From that time on, until after the news of Bubba's death, I felt apprehension, and while I prayed daily for his safety, there was a different feeling in my heart.
World War II was a war that we were fighting with known enemies, and it was a war to end wars, so we thought. But the war we are in today we have to realize is being fought on a world battleground between intense hatred and incredible love.
Tuesday, Sept. 11, 2001, terror spread its ugly, evil tentacles into our homes and hearts, and we can never feel secure again. What are we to make of this tragedy?
And some may be asking "Where was God?" Where is God in such a calamity? You can be sure God was not seen in the savage, ruthless acts of these terrorists. God values freedom, and he allows men and women to make choices, even if those choices are wrong and evil.
As human beings, the greatest gift God has given to us is the freedom of choice, and to ensure that gift he sent his son Jesus into the world to live a sinless life, and to prove that Satan, who was created by God, placed in next to the highest position in heaven, allowed his freedom of choice to make war in heaven. Isaiah 14:12 says: "How art thou fallen from heaven, O Lucifer, son of the morning! how art thou cut down to the ground, which didst weaken the nations!" Verses 13 and 14 say: "For thou hast said in thine heart, I will ascend into heaven, I will exalt my throne above the stars of God: I will sit also upon the mount of the congregation in the sides of the north: (in the place of control) I will be like the most High."
God is in control and he has won the war, but he is not willing that any one of us should perish, and so, the choice he allows us, comes in the challenge of Joshua in chapter 24, verses 14 and 15 "choose ye this day whom ye will serve?
So, until the day that God has chosen to bring an end to this world, this battleground between Satan's intense hatred and God's incredible love, mankind is allowed the freedom of choice.
Where was God when terror rained from the sky on September 11, 2001 he was seen in the selfless people who helped injured co-workers down 80 flights of stairs; in the scores of firefighters and police officers who unhesitatingly rushed into harm's way at the scene and then was buried when buildings collapsed.

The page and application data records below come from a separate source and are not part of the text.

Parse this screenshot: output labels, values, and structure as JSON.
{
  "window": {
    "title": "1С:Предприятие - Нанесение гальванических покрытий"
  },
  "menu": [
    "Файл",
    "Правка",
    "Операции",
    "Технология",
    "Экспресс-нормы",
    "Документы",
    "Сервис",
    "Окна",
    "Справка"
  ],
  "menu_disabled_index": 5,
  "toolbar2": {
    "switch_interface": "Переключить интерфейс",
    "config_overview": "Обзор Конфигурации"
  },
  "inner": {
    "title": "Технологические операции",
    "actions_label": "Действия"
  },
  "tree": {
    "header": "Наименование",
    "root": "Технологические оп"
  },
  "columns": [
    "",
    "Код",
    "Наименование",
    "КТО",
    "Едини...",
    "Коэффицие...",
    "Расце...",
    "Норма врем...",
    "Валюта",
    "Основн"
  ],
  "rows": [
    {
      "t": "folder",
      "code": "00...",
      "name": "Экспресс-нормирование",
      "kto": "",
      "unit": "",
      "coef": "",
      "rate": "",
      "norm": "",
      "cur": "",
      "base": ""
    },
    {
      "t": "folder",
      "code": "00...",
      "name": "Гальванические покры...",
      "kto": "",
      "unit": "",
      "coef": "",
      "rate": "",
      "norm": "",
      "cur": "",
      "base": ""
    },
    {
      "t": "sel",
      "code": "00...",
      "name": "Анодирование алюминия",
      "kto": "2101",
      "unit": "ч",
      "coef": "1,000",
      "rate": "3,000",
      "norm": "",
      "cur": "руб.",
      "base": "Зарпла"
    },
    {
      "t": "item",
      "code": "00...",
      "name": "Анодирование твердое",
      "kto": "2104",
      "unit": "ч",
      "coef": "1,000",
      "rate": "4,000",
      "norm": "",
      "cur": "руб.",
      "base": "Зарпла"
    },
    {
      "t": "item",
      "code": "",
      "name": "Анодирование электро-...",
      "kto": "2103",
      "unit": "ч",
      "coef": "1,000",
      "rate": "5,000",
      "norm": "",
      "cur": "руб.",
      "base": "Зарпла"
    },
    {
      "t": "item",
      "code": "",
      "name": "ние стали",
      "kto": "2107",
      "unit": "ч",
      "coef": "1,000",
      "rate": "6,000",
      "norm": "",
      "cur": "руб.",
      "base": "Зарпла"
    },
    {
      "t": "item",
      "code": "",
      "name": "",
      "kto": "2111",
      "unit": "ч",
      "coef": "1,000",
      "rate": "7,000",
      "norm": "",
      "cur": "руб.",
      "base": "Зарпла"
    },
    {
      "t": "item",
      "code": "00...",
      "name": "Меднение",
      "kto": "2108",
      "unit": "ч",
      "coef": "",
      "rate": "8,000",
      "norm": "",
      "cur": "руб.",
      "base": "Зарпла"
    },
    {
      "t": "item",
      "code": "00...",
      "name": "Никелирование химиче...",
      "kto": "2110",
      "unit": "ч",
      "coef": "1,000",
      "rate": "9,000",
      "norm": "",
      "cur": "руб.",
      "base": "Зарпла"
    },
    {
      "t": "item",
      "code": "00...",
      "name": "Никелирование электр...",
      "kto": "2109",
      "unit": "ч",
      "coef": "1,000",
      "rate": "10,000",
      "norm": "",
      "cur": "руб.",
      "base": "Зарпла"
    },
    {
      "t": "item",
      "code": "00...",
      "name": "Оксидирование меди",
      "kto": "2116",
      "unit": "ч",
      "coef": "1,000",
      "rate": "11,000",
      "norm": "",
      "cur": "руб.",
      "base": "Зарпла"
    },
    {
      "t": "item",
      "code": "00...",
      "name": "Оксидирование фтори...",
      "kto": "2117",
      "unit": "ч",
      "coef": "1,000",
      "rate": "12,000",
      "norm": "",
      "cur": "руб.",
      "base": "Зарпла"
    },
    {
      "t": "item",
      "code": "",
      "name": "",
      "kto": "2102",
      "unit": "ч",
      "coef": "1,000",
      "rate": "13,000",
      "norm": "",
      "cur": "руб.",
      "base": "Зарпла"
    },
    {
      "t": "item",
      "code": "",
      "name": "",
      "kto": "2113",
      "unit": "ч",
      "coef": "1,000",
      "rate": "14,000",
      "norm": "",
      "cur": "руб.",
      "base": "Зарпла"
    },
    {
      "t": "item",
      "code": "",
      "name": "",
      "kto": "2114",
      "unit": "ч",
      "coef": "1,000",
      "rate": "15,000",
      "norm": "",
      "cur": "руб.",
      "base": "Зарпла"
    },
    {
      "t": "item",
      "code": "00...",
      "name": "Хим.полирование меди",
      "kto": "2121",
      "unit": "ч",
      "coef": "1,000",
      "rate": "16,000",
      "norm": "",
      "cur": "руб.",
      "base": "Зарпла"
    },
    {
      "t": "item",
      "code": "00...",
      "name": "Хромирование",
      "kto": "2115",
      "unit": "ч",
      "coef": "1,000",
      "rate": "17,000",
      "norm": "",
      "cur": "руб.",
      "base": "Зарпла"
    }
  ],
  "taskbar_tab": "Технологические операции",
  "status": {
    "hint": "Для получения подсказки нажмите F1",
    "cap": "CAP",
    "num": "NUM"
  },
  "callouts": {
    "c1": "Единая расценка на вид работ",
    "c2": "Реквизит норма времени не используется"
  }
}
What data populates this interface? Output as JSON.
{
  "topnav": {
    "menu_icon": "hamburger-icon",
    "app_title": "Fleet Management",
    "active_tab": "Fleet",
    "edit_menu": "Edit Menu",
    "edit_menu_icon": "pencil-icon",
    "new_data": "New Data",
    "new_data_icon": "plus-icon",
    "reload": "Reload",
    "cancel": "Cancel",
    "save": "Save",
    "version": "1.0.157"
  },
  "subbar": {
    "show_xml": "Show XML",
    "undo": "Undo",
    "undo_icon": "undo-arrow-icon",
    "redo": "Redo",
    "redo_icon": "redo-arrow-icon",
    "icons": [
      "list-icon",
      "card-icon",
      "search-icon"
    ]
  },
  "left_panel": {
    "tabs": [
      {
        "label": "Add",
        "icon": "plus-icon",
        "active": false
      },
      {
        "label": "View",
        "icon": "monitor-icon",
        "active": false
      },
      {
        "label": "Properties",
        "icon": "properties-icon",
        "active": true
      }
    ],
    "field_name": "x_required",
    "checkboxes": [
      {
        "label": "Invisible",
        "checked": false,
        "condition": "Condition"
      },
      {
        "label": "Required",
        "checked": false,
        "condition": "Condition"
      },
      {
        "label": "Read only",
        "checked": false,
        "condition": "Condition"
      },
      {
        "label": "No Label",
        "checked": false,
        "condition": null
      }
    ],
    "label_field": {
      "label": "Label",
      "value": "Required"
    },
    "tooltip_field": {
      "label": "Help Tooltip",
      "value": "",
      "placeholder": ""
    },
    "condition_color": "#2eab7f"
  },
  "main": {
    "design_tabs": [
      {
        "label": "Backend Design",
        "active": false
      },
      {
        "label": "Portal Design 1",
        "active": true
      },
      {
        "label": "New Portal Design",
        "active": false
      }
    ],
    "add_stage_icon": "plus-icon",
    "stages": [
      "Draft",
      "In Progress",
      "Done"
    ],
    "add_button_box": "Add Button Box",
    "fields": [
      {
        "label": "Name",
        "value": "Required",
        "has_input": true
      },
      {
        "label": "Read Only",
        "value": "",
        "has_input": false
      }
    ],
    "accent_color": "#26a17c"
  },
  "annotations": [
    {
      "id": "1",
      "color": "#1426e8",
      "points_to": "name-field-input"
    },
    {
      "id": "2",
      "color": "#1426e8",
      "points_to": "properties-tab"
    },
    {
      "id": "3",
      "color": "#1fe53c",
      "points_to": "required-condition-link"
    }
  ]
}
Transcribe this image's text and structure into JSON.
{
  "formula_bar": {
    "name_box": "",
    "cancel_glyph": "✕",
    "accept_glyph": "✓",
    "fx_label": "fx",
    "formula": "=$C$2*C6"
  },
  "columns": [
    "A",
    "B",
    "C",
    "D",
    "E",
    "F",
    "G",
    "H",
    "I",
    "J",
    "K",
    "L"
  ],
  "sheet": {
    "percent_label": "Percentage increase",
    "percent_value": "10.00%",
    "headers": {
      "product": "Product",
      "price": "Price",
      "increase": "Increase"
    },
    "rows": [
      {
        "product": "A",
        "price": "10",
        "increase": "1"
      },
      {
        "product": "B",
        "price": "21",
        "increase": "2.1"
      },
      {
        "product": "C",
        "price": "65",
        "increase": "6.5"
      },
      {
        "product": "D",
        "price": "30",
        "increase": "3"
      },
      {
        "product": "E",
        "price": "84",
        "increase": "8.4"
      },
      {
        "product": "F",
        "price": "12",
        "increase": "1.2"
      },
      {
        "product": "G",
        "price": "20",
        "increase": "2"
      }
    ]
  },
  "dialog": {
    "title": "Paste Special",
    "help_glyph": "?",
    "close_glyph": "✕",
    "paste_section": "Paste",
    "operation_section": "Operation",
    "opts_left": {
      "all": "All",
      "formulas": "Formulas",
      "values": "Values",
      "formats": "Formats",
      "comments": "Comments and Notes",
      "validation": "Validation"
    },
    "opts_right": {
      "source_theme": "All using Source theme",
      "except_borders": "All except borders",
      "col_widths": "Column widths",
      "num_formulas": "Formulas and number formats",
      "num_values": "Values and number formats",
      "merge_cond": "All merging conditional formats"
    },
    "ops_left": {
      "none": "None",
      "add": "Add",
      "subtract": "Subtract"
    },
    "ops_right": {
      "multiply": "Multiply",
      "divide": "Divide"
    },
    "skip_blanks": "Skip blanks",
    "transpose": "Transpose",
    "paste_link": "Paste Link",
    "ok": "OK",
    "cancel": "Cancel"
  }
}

Every time you see unselfish love, God is there, and I remind you of the greatest act of unselfish love this universe has ever witnessed and still speaks to us today from a bloodstained cross on a rugged hill called CALVARY.
Velma Parker lives in Meridian.